The premiere of Black, Brown and Beige represented the highest profile example of Ellington's lifelong efforts to advance the politics of race through music, lifestyle, and image, but rarely words. What are two things that happened at the cotton club in New York City while Ellington was appearing there that helped his musical growth and popularity? A new phase of Ellington's career began late in 1927 when his orchestra landed a job at the New York Cotton Club. At the Cotton Club, some of New York's top black performers
Hoppers would dance in Harlem which had some 500 dance joints. Jazz wasn’t like the other music produced, jazz was where people made the music as they played instead of playing off printed off music. Benny Goodman, what everyone called “the king of swing”, was playing jazz when he was teenager in the early 1920s. His “big band” helped make jazz popular with white audiences. “The Charleston was
Elvis Aaron Presleya (January 8, 1935 – August 16, 1977) was one of the most popular American singers of the 20th century. A cultural icon, he is widely known by the single name Elvis. He is often referred to as the "King of Rock and Roll" or simply "the King". Born in Tupelo, Mississippi, Presley moved to Memphis, Tennessee, with his family at the age of 13. He began his career there in 1954, working with Sun Records owner Sam Phillips, who wanted to bring the sound of African American music to a wider audience.
A famous musician named Tin Pan alley produced most of the music of the time including jazz, ragtime, and dance music. Along with Irving Berlin who was the most popular ragtime composers. The first motion picture ever produced to be played in theaters was “The Jazz Singer”. The Jazz singer is about Jackie Rabinowitz who is the Jazz singer.
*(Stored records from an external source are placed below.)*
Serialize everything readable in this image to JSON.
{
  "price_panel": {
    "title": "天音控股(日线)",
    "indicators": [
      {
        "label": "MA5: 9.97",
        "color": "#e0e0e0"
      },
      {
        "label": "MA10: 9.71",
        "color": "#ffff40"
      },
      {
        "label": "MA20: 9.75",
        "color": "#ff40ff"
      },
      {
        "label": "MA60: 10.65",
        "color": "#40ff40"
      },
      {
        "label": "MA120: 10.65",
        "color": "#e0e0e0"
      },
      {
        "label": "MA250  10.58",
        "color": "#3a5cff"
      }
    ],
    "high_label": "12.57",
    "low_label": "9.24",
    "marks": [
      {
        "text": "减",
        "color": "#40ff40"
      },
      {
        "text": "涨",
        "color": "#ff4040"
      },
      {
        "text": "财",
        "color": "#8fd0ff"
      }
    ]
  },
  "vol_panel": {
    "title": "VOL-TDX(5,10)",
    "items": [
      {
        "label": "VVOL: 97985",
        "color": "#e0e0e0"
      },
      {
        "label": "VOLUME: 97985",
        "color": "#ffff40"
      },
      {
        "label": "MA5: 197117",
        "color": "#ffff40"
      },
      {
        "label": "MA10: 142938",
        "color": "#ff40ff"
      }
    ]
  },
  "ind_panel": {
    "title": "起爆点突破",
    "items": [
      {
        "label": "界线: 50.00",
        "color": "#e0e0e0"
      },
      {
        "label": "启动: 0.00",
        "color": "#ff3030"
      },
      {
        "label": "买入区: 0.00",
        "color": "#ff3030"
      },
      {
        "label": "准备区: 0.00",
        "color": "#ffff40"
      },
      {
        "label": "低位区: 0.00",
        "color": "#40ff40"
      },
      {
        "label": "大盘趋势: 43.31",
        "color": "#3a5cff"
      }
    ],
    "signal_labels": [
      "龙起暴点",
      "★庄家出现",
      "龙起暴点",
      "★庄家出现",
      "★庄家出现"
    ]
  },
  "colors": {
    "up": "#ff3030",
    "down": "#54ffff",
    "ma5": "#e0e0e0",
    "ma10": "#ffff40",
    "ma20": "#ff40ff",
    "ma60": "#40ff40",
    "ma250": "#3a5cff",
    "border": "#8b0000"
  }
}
Who at an early age ran away from home to finish his dream of becoming a Cantor for his synagogue, but deals with personal issues with his